Posts Tagged ‘toasted’
Mmm homemade noodles … who wouldn’t like some? Growing up I was obsessed with comforting noodle soups and tossed noodles with a soy based sauce. Asian noodles are usually quite light in flavour but it can be intensely spiced as well. I started to explore some types of Western style noodles a few years ago and I find them much more hearty than what I am used to. They are served as a side and are very often paired with a stew or a gravy of sorts. For example, classic beef stroganoff that I was introduced to are served with egg noodles. My partner’s grandmother also makes her version of homemade egg noodles with beef gravy.
Another form of egg noodles that I have grown to like is spätzle. In culinary school, we did a fantastic dish with pork and mustard sauce served with a side of spätzle and I could not get enough of it! Just give me a ladle of sauce with the spätzle and I’ll be happy. I think I like my noodles very egg-y and this recipe accomplishes just that. Also consider quickly toasting your spätzle on high heat to caramelise it a little for that extra flavour.
Of course I did not stop at just making spätzle. I made them so that I could make spätzle & cheese. It’s my take on the yucky out-of-the-box KD mac and cheese. This is made with good cheddar and I found that the egg-y spätzle went quite well with the sauce. The next time I am making this, I am going to add bacon crumbles on top because everything tastes better with bacon.
- 3/4 cup AP flour
- 1 egg
- 1/3 cup milk
- salt and pepper, to taste
- Mix ingredients together to form a batter. Let it sit for 30 minutes.
- Pour batter into a spätzle extruder or a colander.
- Past the batter through into a pot of boiling water.
- Fish the noodles out to an oiled tray as they float to the top.
- When the spätzle cooled down, toast them on a frying pan for a minute or two.
Spätzle & Cheddar Cheese
- 2 tbsp flour
- 2 tbsp fat
- 2 cup milk
- cheddar cheese, shredded
- Make a roux with flour and fat in a small pot.
- Whisk in milk and cook for a minute.
- Whisk in cheese and season with salt and pepper.
- Mix in spätzle to the cheese sauce and cook for a minute to warm it up.
- Serve immediately.
Many nuts come salted in the grocery stores for snacking purposes. However, unless I intend to make something salty and sweet, I generally would want the flexibility of unsalted nuts for baking desserts. But sometimes, they just don’t sell them in stores. I needed some unsalted pistachios to make chocolate banana pistachio meringue but ended up having to candy the salted ones to make them sweet.
It’s really easy because all you need is brown sugar, water and pistachios. Mix them together and bake until caramelized and crumble. It is a great topping for ice creams and other desserts.
- About 2 tbsp brown sugar
- About 1 tbsp water
- Handful of roasted pistachios, shelled
- Preheat oven to 400 F.

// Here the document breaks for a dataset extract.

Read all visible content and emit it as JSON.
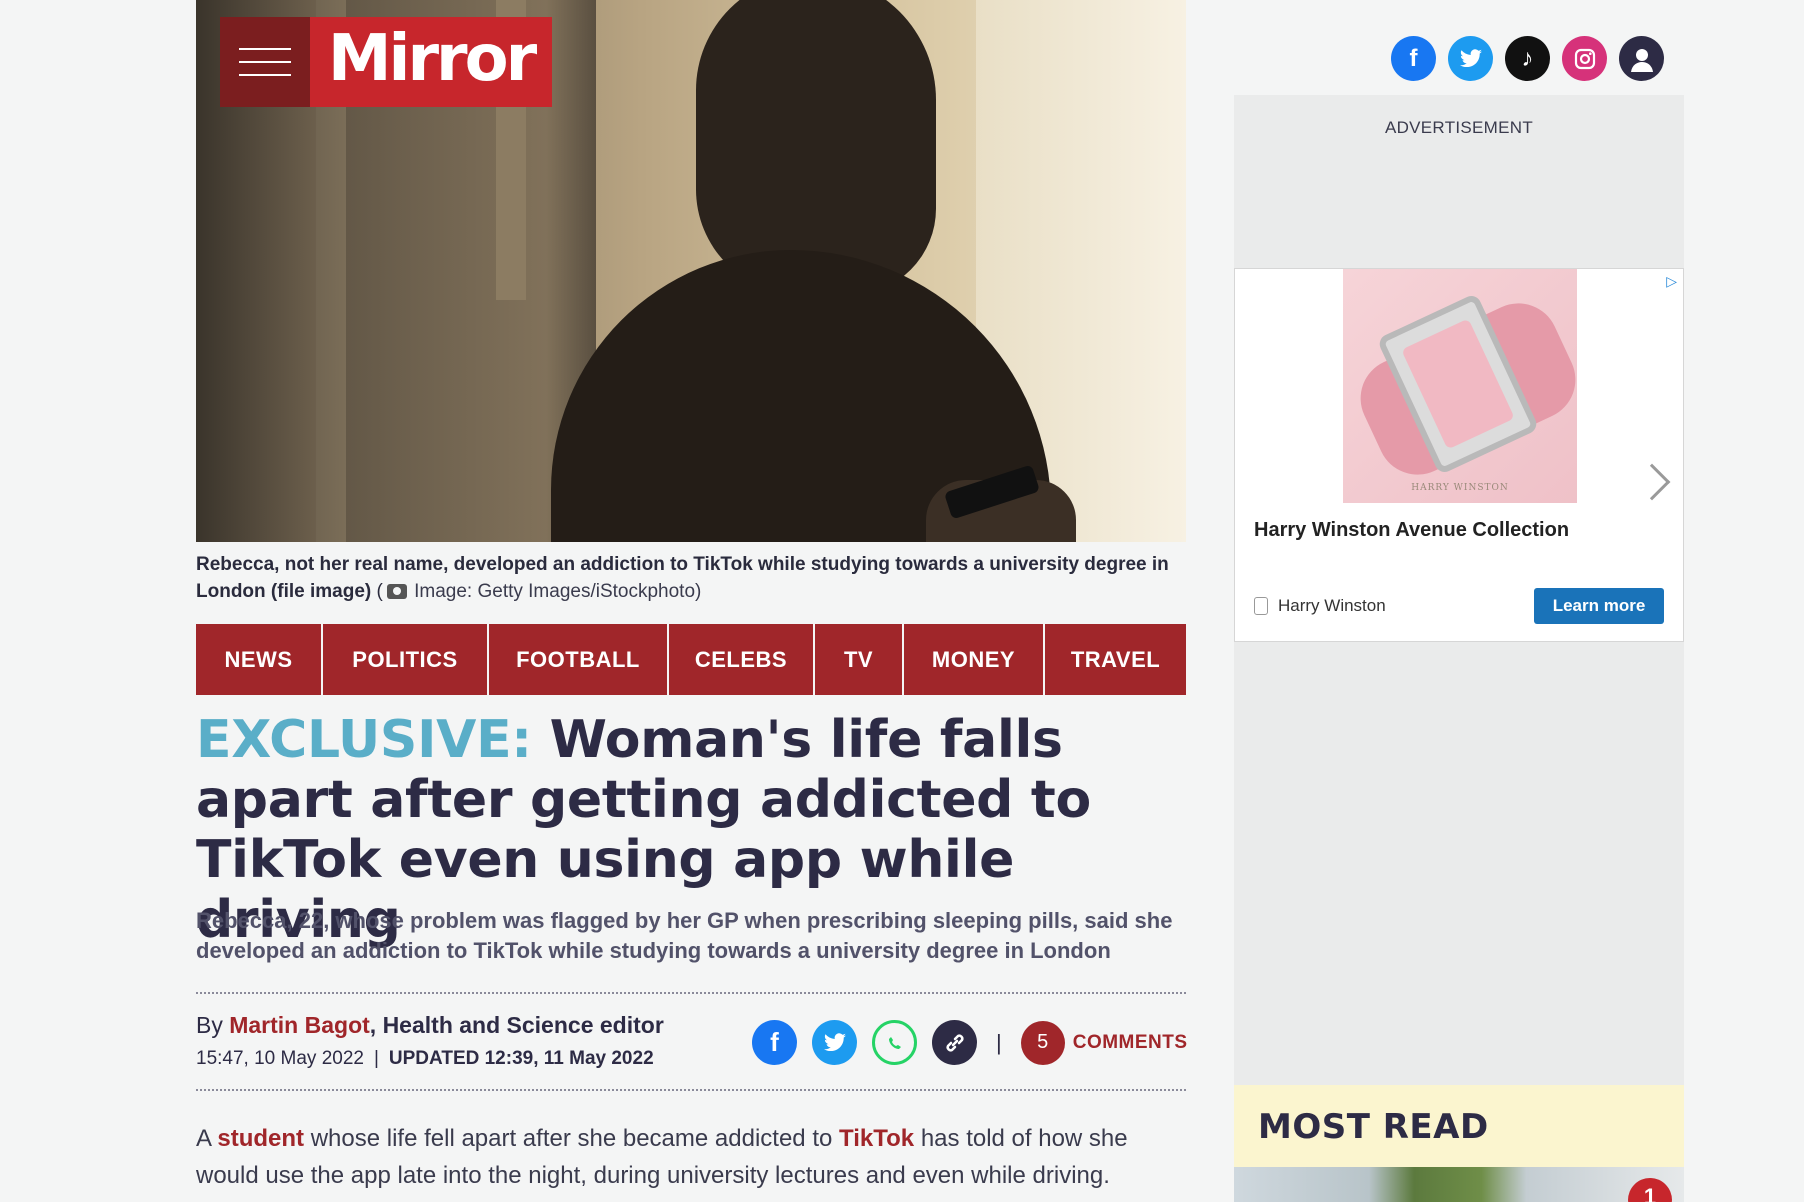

- Mix sugar and water to dissolve until a syrupy consistency. Add pistachios and toss to coat.
- Spread coated pistachios on a parchment paper lined baking tray. Bake for 3-5 minutes until caramelized.
- When cooled, you should get a pistachio studded thin candy bark. Crumble it.
- Use candied pistachios as a dessert topping or in other sweet recipes.
Loathed by some and loved by many, it is often said that there is no middle ground when it comes to Marmite. It is a thick dark paste made from yeast extract which looks like molasses at first sight. The taste however is salty, pungent with notes of umami/savoriness. It’s hard to describe the taste, really. Marmite was made popular in Britain but its popularity has since spread to other Commonwealth countries. In Malaysia, where I grew up, we not only put it on sandwich bread but we also add Marmite to plain rice porridge for flavor and use it as a base sauce for sticky Marmite crabs.
I decided to revisit the use of Marmite but this time, I am making Marmite on buttery toast, something that I don’t grow up eating. It’s makes a really quick lunch – just a thin spread of Marmite on one side of your toast and butter on the other. They complement each other very well. Then again, you have to like Marmite first. If you have not tried them before, get a small jar from a specialty store. Sometimes Whole Foods would have them in stock as well.
- Two slices sourdough bread
- Toast your bread in the oven or the toaster until it is nice and golden.
- Spread a thin layer of Marmite on one slice and butter on the other slice.
- Put them together like a sandwich. Cut into half, if desired and serve immediately.